--- LISTED RECORDS Enclosed Below ---

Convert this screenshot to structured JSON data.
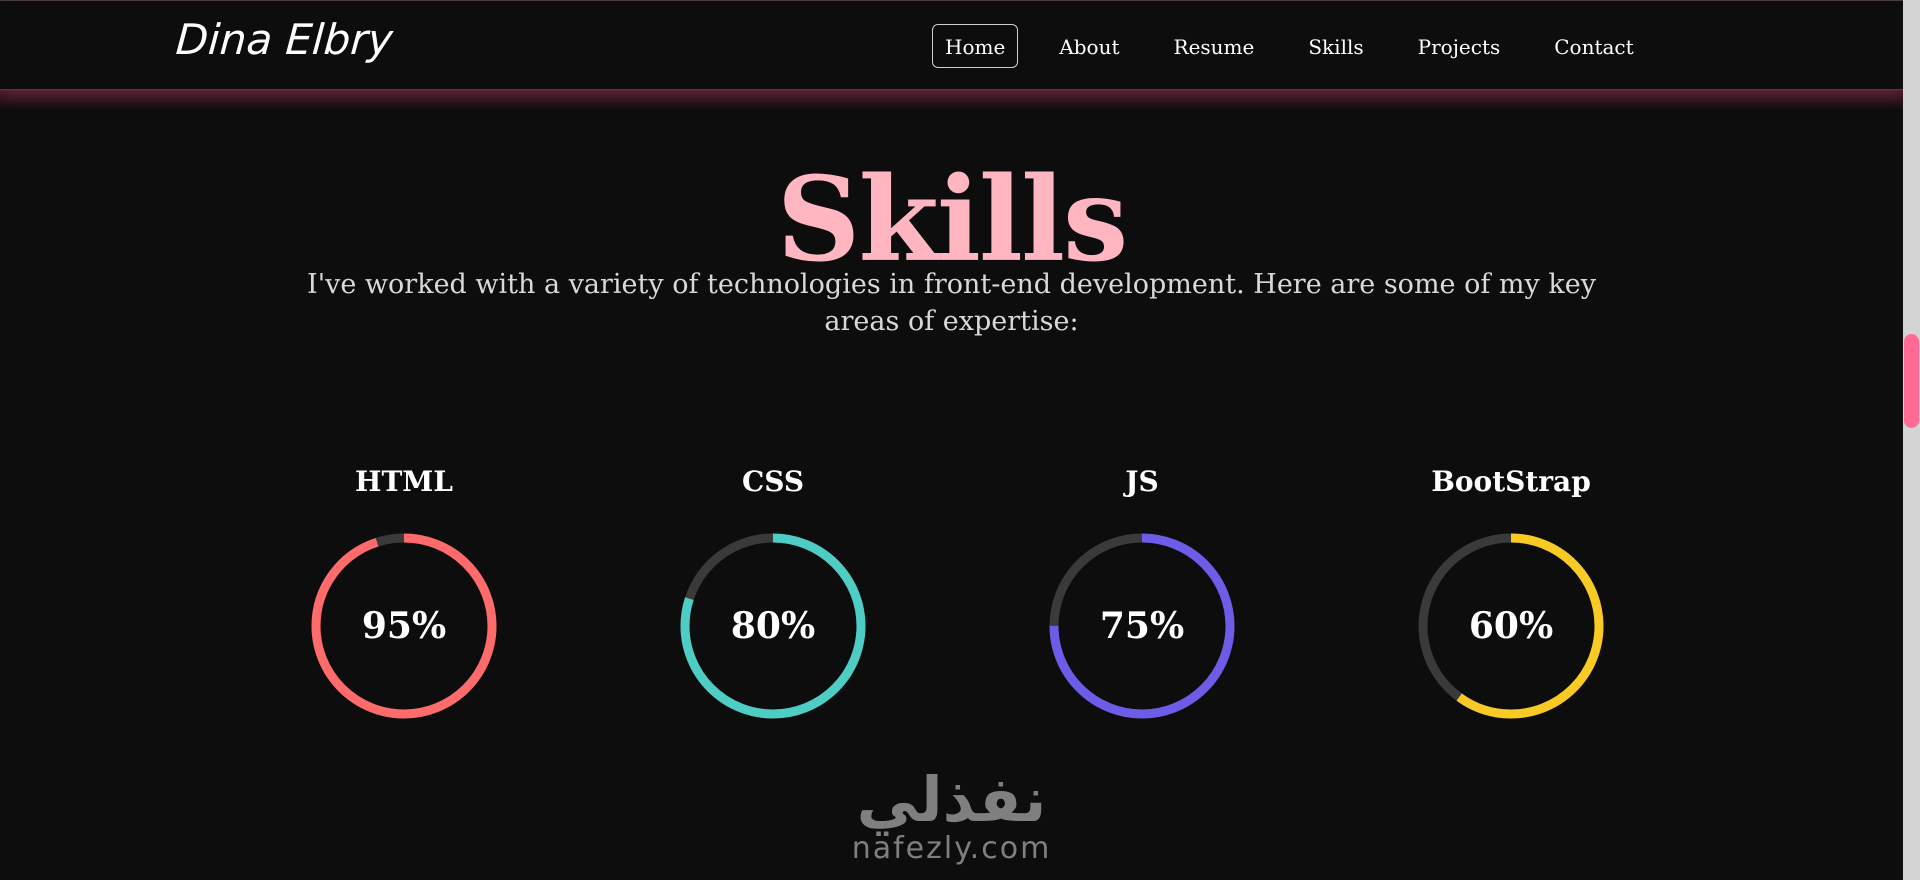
{
  "brand": "Dina Elbry",
  "nav": {
    "items": [
      {
        "label": "Home",
        "active": true
      },
      {
        "label": "About",
        "active": false
      },
      {
        "label": "Resume",
        "active": false
      },
      {
        "label": "Skills",
        "active": false
      },
      {
        "label": "Projects",
        "active": false
      },
      {
        "label": "Contact",
        "active": false
      }
    ]
  },
  "skills": {
    "title": "Skills",
    "subtitle": "I've worked with a variety of technologies in front-end development. Here are some of my key areas of expertise:",
    "items": [
      {
        "name": "HTML",
        "percent": 95,
        "label": "95%",
        "color": "#ff6b6b"
      },
      {
        "name": "CSS",
        "percent": 80,
        "label": "80%",
        "color": "#4ecdc4"
      },
      {
        "name": "JS",
        "percent": 75,
        "label": "75%",
        "color": "#6c5ce7"
      },
      {
        "name": "BootStrap",
        "percent": 60,
        "label": "60%",
        "color": "#f9ca24"
      }
    ],
    "track_color": "#3a3a3a"
  },
  "watermark": {
    "arabic": "نفذلي",
    "latin": "nafezly.com"
  },
  "colors": {
    "background": "#0d0d0e",
    "title_pink": "#ffb6c1",
    "accent_pink": "#ff6b94"
  }
}
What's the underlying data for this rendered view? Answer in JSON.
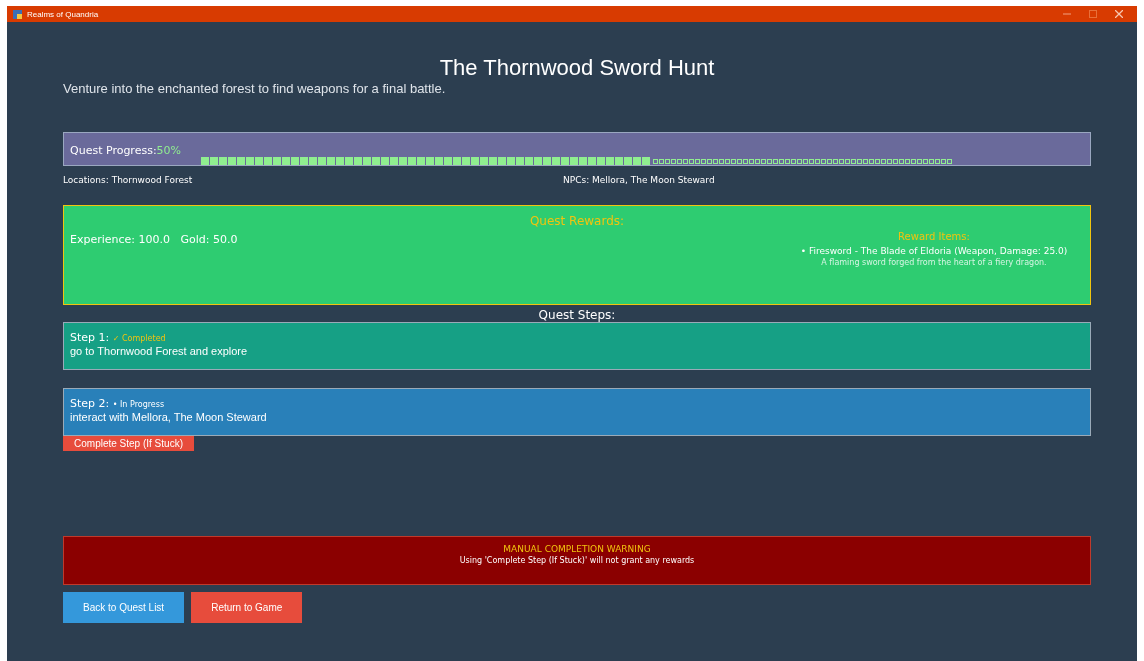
{
  "window": {
    "title": "Realms of Quandria"
  },
  "quest": {
    "title": "The Thornwood Sword Hunt",
    "description": "Venture into the enchanted forest to find weapons for a final battle."
  },
  "progress": {
    "label": "Quest Progress:",
    "value": "50%",
    "level": 0.5
  },
  "locations": "Locations: Thornwood Forest",
  "npcs": "NPCs: Mellora, The Moon Steward",
  "rewards": {
    "title": "Quest Rewards:",
    "stats": "Experience: 100.0   Gold: 50.0",
    "items_title": "Reward Items:",
    "items": [
      {
        "name": "• Firesword - The Blade of Eldoria (Weapon, Damage: 25.0)",
        "description": "A flaming sword forged from the heart of a fiery dragon."
      }
    ]
  },
  "steps_title": "Quest Steps:",
  "steps": [
    {
      "kind": "completed",
      "label": "Step 1:",
      "status": "✓ Completed",
      "text": "go to Thornwood Forest and explore"
    },
    {
      "kind": "in_progress",
      "label": "Step 2:",
      "status": "• In Progress",
      "text": "interact with Mellora, The Moon Steward",
      "action": "Complete Step (If Stuck)"
    }
  ],
  "warning": {
    "title": "MANUAL COMPLETION WARNING",
    "text": "Using 'Complete Step (If Stuck)' will not grant any rewards"
  },
  "buttons": [
    {
      "kind": "primary",
      "label": "Back to Quest List"
    },
    {
      "kind": "danger",
      "label": "Return to Game"
    }
  ]
}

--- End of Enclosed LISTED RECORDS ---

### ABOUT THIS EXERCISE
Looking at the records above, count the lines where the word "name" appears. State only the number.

### ANSWER BOX
5